▽

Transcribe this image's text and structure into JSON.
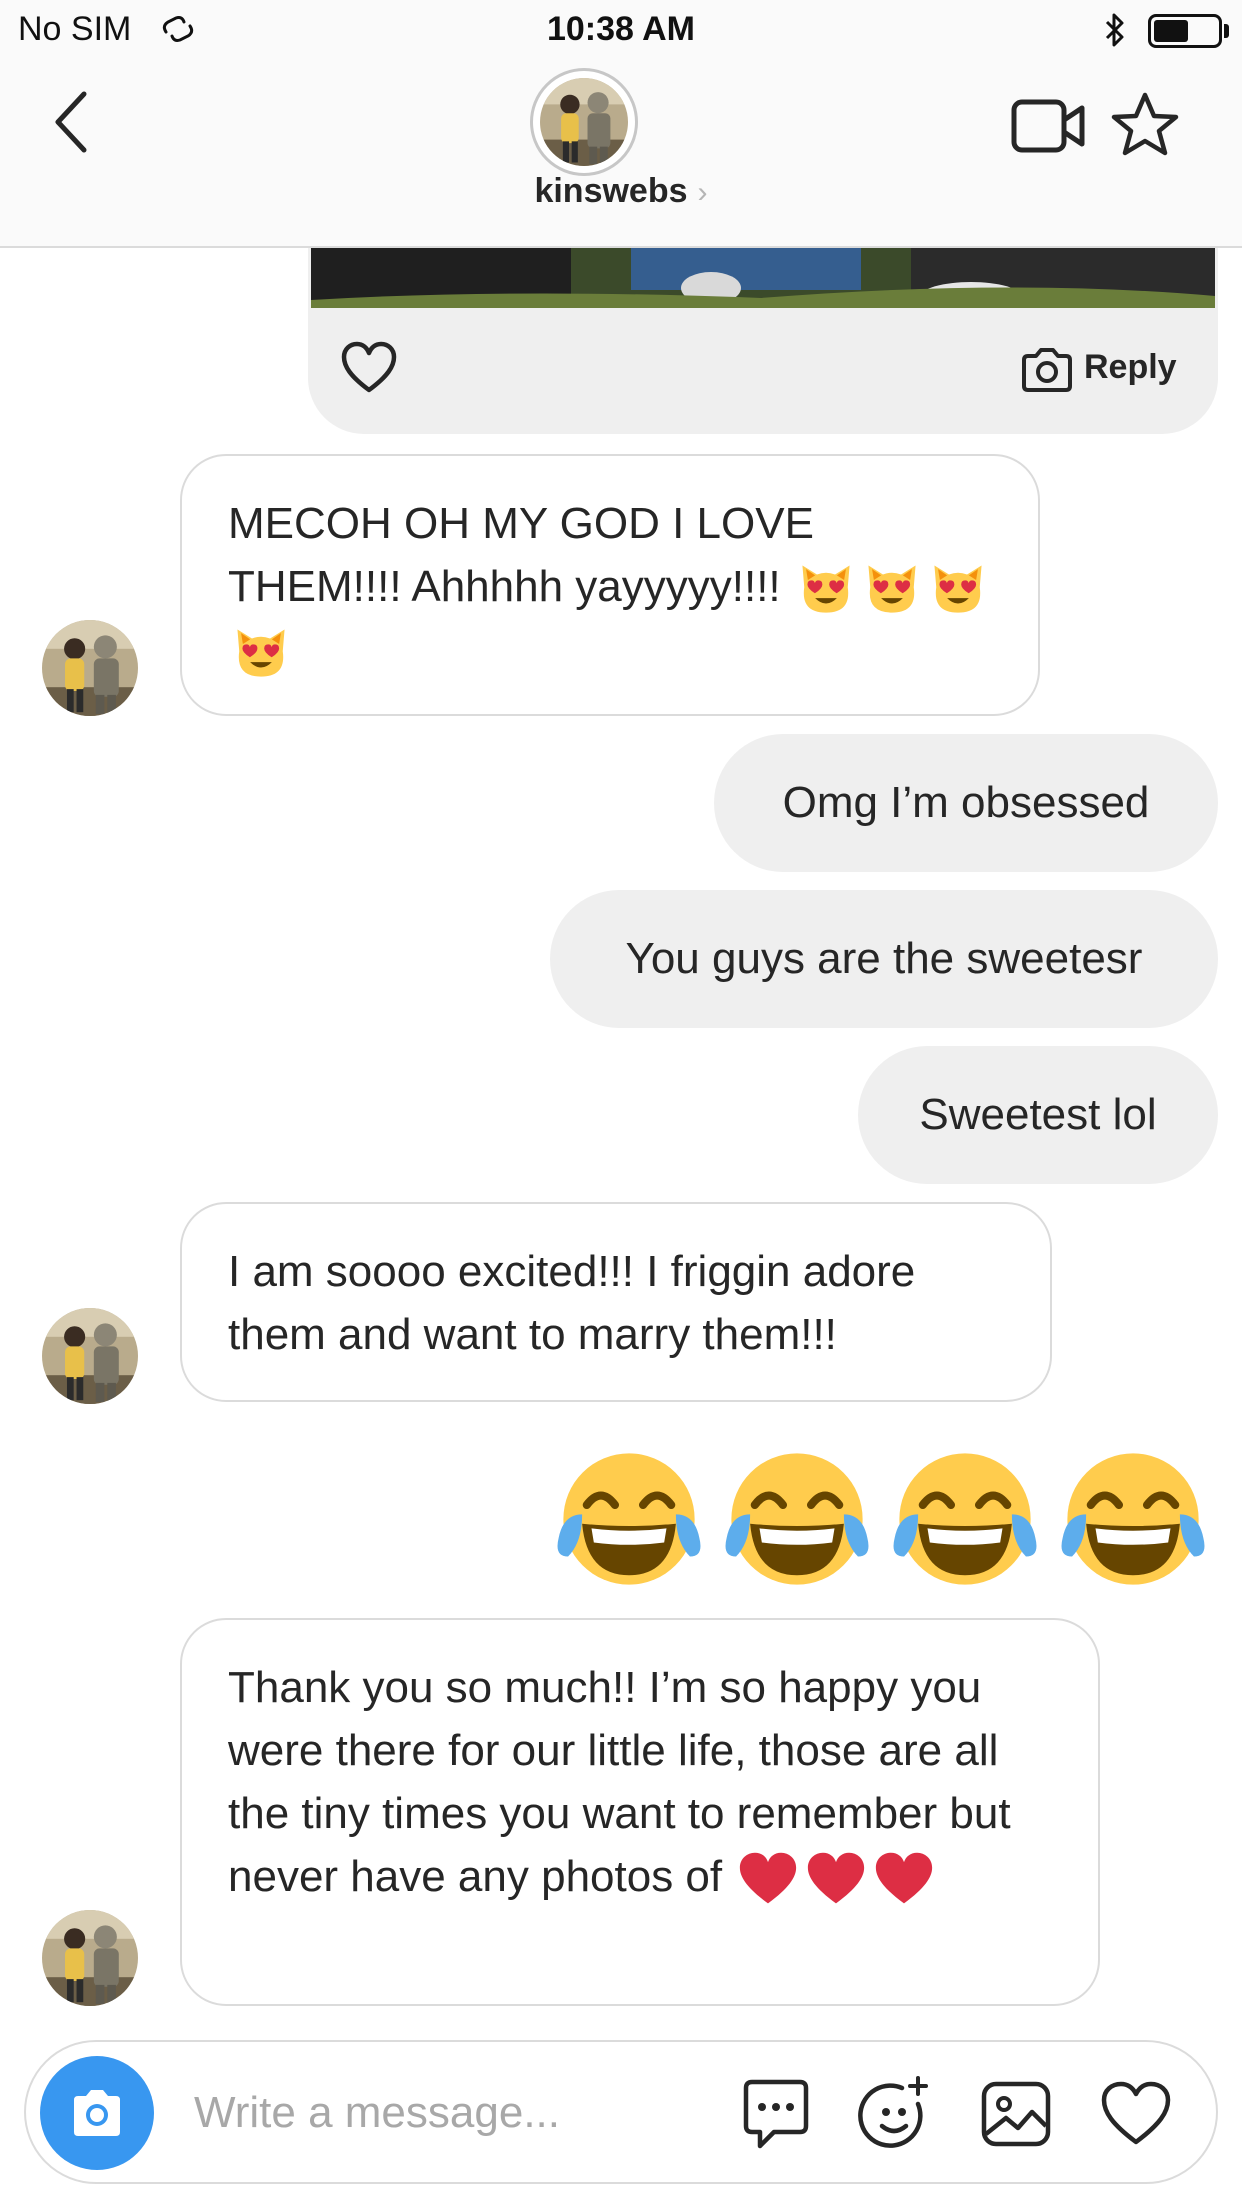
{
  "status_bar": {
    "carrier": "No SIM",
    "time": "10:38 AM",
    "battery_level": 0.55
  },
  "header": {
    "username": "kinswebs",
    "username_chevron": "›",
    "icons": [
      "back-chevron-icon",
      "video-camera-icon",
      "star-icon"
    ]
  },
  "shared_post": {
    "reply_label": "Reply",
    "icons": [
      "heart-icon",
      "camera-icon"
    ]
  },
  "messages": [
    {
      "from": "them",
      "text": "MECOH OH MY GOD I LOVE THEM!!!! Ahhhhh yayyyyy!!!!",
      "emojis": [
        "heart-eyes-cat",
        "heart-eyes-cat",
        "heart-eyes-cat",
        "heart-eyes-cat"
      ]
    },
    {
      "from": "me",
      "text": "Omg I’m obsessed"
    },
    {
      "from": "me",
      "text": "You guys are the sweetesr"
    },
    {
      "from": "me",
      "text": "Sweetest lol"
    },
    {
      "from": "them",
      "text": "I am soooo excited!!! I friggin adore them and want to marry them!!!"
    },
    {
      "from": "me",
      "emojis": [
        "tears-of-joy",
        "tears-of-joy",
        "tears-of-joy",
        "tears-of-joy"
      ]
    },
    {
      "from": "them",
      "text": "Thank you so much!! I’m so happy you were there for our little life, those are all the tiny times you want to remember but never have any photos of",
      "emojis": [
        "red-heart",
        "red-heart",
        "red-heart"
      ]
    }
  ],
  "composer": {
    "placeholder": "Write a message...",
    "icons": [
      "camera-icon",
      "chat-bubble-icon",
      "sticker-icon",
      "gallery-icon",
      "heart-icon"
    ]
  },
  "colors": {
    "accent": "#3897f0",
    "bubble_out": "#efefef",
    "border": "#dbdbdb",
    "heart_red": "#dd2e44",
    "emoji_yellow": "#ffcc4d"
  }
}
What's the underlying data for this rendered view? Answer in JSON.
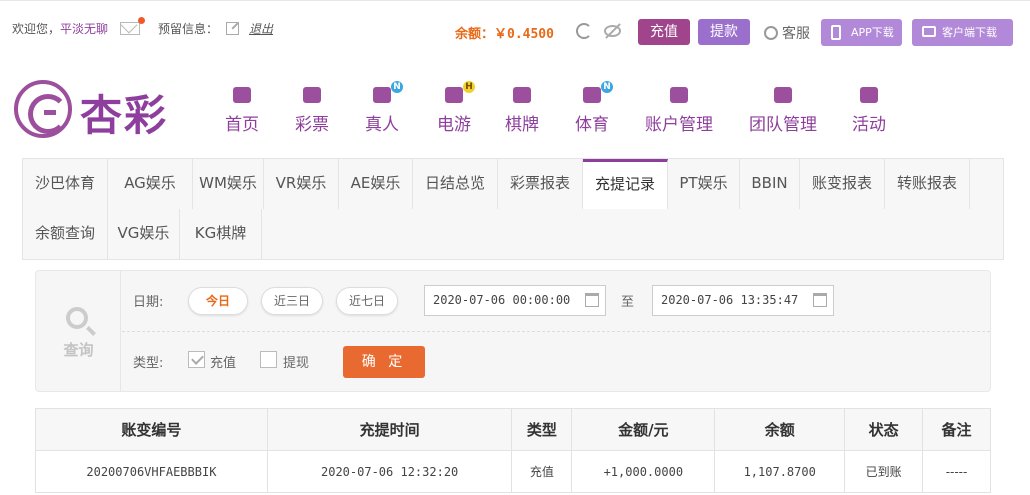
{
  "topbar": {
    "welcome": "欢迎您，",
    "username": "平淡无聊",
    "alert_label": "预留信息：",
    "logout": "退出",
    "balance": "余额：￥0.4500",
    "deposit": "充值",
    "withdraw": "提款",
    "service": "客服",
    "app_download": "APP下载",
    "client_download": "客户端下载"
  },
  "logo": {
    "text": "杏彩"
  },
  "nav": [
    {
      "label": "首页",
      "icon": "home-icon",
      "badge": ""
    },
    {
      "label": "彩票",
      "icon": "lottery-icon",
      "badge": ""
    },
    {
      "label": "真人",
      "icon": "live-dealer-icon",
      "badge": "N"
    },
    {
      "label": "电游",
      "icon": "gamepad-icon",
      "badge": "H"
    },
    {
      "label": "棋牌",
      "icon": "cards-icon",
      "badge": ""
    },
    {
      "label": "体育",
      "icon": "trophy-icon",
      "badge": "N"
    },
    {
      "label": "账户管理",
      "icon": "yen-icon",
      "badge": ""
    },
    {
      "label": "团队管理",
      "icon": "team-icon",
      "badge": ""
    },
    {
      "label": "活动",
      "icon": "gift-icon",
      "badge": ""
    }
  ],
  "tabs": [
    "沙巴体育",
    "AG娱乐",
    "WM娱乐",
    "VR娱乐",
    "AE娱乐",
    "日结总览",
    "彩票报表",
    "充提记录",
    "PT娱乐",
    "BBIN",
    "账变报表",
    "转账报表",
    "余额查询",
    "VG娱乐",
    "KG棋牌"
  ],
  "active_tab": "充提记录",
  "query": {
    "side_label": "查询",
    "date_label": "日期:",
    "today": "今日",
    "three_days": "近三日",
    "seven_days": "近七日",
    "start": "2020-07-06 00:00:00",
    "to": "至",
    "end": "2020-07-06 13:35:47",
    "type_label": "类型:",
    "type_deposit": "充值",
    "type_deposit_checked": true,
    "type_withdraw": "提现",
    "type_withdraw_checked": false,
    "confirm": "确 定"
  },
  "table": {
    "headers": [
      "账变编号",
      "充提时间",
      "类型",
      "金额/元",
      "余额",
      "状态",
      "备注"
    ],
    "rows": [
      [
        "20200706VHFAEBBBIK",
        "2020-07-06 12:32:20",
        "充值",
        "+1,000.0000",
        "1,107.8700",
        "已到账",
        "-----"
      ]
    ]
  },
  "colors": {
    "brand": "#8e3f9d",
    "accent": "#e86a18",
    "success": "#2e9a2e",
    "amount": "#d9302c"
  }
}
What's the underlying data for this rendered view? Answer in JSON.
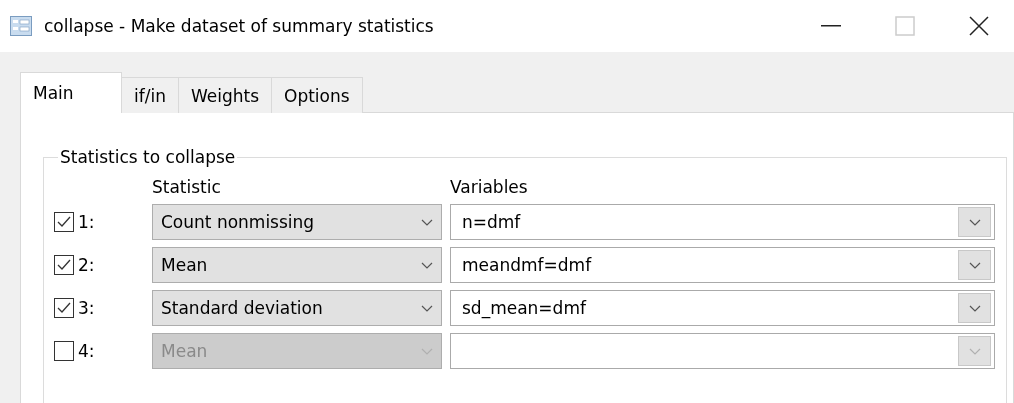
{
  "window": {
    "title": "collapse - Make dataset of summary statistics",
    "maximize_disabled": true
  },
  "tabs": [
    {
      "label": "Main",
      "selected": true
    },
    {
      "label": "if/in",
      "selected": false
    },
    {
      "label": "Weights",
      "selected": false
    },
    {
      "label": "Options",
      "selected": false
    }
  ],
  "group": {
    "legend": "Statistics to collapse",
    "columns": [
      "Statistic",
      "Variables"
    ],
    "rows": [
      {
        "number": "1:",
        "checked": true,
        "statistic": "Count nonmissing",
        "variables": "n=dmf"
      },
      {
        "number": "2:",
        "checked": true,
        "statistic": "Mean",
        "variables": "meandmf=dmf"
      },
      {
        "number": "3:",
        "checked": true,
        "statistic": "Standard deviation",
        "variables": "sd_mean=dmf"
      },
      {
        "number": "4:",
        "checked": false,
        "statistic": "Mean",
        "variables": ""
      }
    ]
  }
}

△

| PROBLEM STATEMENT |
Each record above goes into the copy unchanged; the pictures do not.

| OUTPUT BELOW |
Transcribe this image's text and structure into JSON.
{
  "status_bar": {
    "carrier": "No SIM",
    "time": "10:38 AM",
    "battery_level": 0.55
  },
  "header": {
    "username": "kinswebs",
    "username_chevron": "›",
    "icons": [
      "back-chevron-icon",
      "video-camera-icon",
      "star-icon"
    ]
  },
  "shared_post": {
    "reply_label": "Reply",
    "icons": [
      "heart-icon",
      "camera-icon"
    ]
  },
  "messages": [
    {
      "from": "them",
      "text": "MECOH OH MY GOD I LOVE THEM!!!! Ahhhhh yayyyyy!!!!",
      "emojis": [
        "heart-eyes-cat",
        "heart-eyes-cat",
        "heart-eyes-cat",
        "heart-eyes-cat"
      ]
    },
    {
      "from": "me",
      "text": "Omg I’m obsessed"
    },
    {
      "from": "me",
      "text": "You guys are the sweetesr"
    },
    {
      "from": "me",
      "text": "Sweetest lol"
    },
    {
      "from": "them",
      "text": "I am soooo excited!!! I friggin adore them and want to marry them!!!"
    },
    {
      "from": "me",
      "emojis": [
        "tears-of-joy",
        "tears-of-joy",
        "tears-of-joy",
        "tears-of-joy"
      ]
    },
    {
      "from": "them",
      "text": "Thank you so much!! I’m so happy you were there for our little life, those are all the tiny times you want to remember but never have any photos of",
      "emojis": [
        "red-heart",
        "red-heart",
        "red-heart"
      ]
    }
  ],
  "composer": {
    "placeholder": "Write a message...",
    "icons": [
      "camera-icon",
      "chat-bubble-icon",
      "sticker-icon",
      "gallery-icon",
      "heart-icon"
    ]
  },
  "colors": {
    "accent": "#3897f0",
    "bubble_out": "#efefef",
    "border": "#dbdbdb",
    "heart_red": "#dd2e44",
    "emoji_yellow": "#ffcc4d"
  }
}
What's the underlying data for this rendered view? Answer in JSON.
{
  "topbar": {
    "welcome": "欢迎您，",
    "username": "平淡无聊",
    "alert_label": "预留信息：",
    "logout": "退出",
    "balance": "余额：￥0.4500",
    "deposit": "充值",
    "withdraw": "提款",
    "service": "客服",
    "app_download": "APP下载",
    "client_download": "客户端下载"
  },
  "logo": {
    "text": "杏彩"
  },
  "nav": [
    {
      "label": "首页",
      "icon": "home-icon",
      "badge": ""
    },
    {
      "label": "彩票",
      "icon": "lottery-icon",
      "badge": ""
    },
    {
      "label": "真人",
      "icon": "live-dealer-icon",
      "badge": "N"
    },
    {
      "label": "电游",
      "icon": "gamepad-icon",
      "badge": "H"
    },
    {
      "label": "棋牌",
      "icon": "cards-icon",
      "badge": ""
    },
    {
      "label": "体育",
      "icon": "trophy-icon",
      "badge": "N"
    },
    {
      "label": "账户管理",
      "icon": "yen-icon",
      "badge": ""
    },
    {
      "label": "团队管理",
      "icon": "team-icon",
      "badge": ""
    },
    {
      "label": "活动",
      "icon": "gift-icon",
      "badge": ""
    }
  ],
  "tabs": [
    "沙巴体育",
    "AG娱乐",
    "WM娱乐",
    "VR娱乐",
    "AE娱乐",
    "日结总览",
    "彩票报表",
    "充提记录",
    "PT娱乐",
    "BBIN",
    "账变报表",
    "转账报表",
    "余额查询",
    "VG娱乐",
    "KG棋牌"
  ],
  "active_tab": "充提记录",
  "query": {
    "side_label": "查询",
    "date_label": "日期:",
    "today": "今日",
    "three_days": "近三日",
    "seven_days": "近七日",
    "start": "2020-07-06 00:00:00",
    "to": "至",
    "end": "2020-07-06 13:35:47",
    "type_label": "类型:",
    "type_deposit": "充值",
    "type_deposit_checked": true,
    "type_withdraw": "提现",
    "type_withdraw_checked": false,
    "confirm": "确 定"
  },
  "table": {
    "headers": [
      "账变编号",
      "充提时间",
      "类型",
      "金额/元",
      "余额",
      "状态",
      "备注"
    ],
    "rows": [
      [
        "20200706VHFAEBBBIK",
        "2020-07-06 12:32:20",
        "充值",
        "+1,000.0000",
        "1,107.8700",
        "已到账",
        "-----"
      ]
    ]
  },
  "colors": {
    "brand": "#8e3f9d",
    "accent": "#e86a18",
    "success": "#2e9a2e",
    "amount": "#d9302c"
  }
}
What's the underlying data for this rendered view? Answer in JSON.
{
  "window": {
    "title": "collapse - Make dataset of summary statistics",
    "maximize_disabled": true
  },
  "tabs": [
    {
      "label": "Main",
      "selected": true
    },
    {
      "label": "if/in",
      "selected": false
    },
    {
      "label": "Weights",
      "selected": false
    },
    {
      "label": "Options",
      "selected": false
    }
  ],
  "group": {
    "legend": "Statistics to collapse",
    "columns": [
      "Statistic",
      "Variables"
    ],
    "rows": [
      {
        "number": "1:",
        "checked": true,
        "statistic": "Count nonmissing",
        "variables": "n=dmf"
      },
      {
        "number": "2:",
        "checked": true,
        "statistic": "Mean",
        "variables": "meandmf=dmf"
      },
      {
        "number": "3:",
        "checked": true,
        "statistic": "Standard deviation",
        "variables": "sd_mean=dmf"
      },
      {
        "number": "4:",
        "checked": false,
        "statistic": "Mean",
        "variables": ""
      }
    ]
  }
}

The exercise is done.